In this case, Roth presented no evidence that she exercised any control over Holmes's employment as a doorman. She did not hire him and is not entitled to fire him. She does not dictate his working hours or the manner in which he performs his duties. Her sole dominion over Holmes is exercised in the brief moments when he holds open a door for her and helps her carry her belongings, much like the golf caddy who assists the members of a golf club during the course of a game, for their convenience and pleasure. Under the circumstances, there is no triable issue of fact concerning Roth's ability to control or discharge Holmes: there is no evidence that she exercises the control of an employer over an employee.
C. The Authority Cited by Appellant Is Inapposite
Roth relies upon Cowell v. Industrial Acc. Com. (1938) 11 Cal.2d 172, 78 P.2d 1016, for the proposition that the exclusive remedy provisions of the Workers' Compensation Act apply here, and that she is therefore immune from suit.
The Cowell case is distinguishable. First, it does not involve the specialized law pertaining to condominiums. The case also contains critical factual distinctions. The court found that a lime manufacturing corporation was operating a ranch, which was outside the scope of its lime business, “as an accommodation” to the ranch's actual owners, the Cowells. The Cowells, who were undisclosed principals, wholly owned the ranch and took all the profits from it. There was a “direct connection” between the Cowells and the hiring of an employee who died as a result of injuries he sustained while working at the ranch. For this reason, the court found that the Cowells were the injured employee's employers for workers' compensation purposes. Significantly, the court observed that such a finding could not be sustained had the evidence “shown merely that [the Cowells] owned stock of the corporation which was operating the ranch, said ownership of stock and of property constituting [the Cowells'] sole connection with or relation to the injured laborer.” (11 Cal.2d at p. 177, 78 P.2d 1016.)
There is no evidence in the record in this case of a direct connection between Roth and the hiring of Holmes. His hiring is solely a management function of the association. Roth's ownership of a condominium—which gives her a 1/92192 interest in the project—is her sole connection with Holmes. Thus, the Cowell case does not control here.
The judgment is affirmed.
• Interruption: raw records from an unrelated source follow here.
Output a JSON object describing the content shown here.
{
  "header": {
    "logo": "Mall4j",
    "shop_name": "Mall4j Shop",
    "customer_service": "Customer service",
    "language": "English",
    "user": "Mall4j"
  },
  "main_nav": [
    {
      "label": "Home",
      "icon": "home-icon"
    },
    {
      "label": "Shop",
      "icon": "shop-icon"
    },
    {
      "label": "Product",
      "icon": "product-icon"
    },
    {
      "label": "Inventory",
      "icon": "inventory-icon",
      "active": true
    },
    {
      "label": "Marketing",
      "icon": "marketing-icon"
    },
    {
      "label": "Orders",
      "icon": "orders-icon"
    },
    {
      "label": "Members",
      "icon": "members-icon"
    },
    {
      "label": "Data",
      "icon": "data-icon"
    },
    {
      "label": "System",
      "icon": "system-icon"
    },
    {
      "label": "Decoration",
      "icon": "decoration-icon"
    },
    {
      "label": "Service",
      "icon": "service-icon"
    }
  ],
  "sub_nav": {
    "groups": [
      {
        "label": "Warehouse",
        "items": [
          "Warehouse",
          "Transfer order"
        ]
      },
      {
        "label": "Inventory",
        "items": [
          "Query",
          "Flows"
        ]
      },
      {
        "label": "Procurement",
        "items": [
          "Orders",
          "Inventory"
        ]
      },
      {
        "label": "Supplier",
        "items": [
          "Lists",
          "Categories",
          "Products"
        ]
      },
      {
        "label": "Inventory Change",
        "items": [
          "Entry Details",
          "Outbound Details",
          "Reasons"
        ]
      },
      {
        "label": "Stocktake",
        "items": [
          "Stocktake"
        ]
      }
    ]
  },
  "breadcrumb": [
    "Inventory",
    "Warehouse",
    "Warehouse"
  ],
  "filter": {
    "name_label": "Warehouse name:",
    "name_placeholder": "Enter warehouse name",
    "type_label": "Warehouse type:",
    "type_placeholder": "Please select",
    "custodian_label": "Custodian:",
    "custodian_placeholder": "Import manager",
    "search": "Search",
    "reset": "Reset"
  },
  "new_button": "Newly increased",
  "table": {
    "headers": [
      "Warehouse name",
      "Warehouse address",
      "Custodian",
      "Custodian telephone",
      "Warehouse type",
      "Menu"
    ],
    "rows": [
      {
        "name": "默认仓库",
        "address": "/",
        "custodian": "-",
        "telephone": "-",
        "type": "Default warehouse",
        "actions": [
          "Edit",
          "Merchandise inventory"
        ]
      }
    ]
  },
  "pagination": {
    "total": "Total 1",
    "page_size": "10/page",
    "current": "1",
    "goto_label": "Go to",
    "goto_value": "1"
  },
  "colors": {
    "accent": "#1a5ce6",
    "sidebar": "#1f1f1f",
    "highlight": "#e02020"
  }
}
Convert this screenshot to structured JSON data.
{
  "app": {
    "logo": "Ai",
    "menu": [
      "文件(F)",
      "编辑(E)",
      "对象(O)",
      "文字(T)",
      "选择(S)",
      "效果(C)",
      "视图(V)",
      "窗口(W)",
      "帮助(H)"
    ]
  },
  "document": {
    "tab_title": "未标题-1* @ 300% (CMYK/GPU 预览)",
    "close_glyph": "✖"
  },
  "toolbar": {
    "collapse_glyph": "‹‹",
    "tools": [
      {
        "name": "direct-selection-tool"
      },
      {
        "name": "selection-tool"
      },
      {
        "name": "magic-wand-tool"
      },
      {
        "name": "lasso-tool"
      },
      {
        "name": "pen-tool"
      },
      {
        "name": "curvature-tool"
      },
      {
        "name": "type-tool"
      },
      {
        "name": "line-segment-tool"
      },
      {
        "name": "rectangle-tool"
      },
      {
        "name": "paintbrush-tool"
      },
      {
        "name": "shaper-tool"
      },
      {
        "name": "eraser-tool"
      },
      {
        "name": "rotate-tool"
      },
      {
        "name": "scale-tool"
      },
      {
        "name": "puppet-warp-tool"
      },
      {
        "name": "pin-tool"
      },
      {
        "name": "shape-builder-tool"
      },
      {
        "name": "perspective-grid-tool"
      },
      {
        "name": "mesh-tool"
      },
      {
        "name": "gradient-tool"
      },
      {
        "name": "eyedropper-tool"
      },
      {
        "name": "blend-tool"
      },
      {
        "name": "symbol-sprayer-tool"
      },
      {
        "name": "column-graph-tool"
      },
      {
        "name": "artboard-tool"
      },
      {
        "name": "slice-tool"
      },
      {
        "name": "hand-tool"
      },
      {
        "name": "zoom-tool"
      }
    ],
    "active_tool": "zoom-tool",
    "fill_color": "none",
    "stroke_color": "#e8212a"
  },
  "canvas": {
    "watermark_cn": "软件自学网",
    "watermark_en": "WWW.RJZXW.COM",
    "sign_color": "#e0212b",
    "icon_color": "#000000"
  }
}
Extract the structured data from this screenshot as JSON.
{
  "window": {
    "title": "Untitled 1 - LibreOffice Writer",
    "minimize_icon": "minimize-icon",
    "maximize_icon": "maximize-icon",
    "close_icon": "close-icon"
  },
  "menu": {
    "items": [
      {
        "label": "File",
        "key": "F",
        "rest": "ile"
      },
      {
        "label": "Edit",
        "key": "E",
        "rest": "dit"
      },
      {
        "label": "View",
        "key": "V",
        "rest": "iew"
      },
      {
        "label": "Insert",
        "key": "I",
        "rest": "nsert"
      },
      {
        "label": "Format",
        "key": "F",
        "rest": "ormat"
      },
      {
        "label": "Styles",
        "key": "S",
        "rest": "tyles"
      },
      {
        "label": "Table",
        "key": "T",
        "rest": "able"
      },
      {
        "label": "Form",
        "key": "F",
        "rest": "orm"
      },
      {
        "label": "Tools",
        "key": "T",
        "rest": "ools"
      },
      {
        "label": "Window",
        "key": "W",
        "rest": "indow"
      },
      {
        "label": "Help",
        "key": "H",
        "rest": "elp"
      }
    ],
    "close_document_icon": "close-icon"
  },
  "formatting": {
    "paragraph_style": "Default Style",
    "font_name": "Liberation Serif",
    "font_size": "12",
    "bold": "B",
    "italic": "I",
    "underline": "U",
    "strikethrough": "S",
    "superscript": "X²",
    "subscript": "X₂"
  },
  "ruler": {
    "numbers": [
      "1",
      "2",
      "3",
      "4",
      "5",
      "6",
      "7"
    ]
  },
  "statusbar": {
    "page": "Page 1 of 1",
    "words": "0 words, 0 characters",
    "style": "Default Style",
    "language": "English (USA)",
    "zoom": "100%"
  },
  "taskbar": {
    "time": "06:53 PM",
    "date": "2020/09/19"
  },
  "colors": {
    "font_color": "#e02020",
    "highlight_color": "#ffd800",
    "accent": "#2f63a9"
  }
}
1. A consent or stipulated judgment is generally not appealable unless “consent was merely given to facilitate an appeal following adverse determination of a critical issue.” (Building Industry Assn. v. City of Camarillo (1986) 41 Cal.3d 810, 817, 226 Cal.Rptr. 81, 718 P.2d 68; Connolly v. County of Orange (1992) 1 Cal.4th 1105, 1111, 4 Cal.Rptr.2d 857, 824 P.2d 663.) Appellant is apparently willing to concede negligence; however, she contends that respondent may not maintain a tort action against her as a matter of law. The sole disputed issue in this case—workers' compensation coverage—was decided against appellant in the trial court. The parties' stipulated judgment allows the key legal issue to be heard in this court.
FOOTNOTE. See footnote *, ante.
BOREN, Associate Justice.
TURNER, P.J., and JACKSON, J.,*** concur.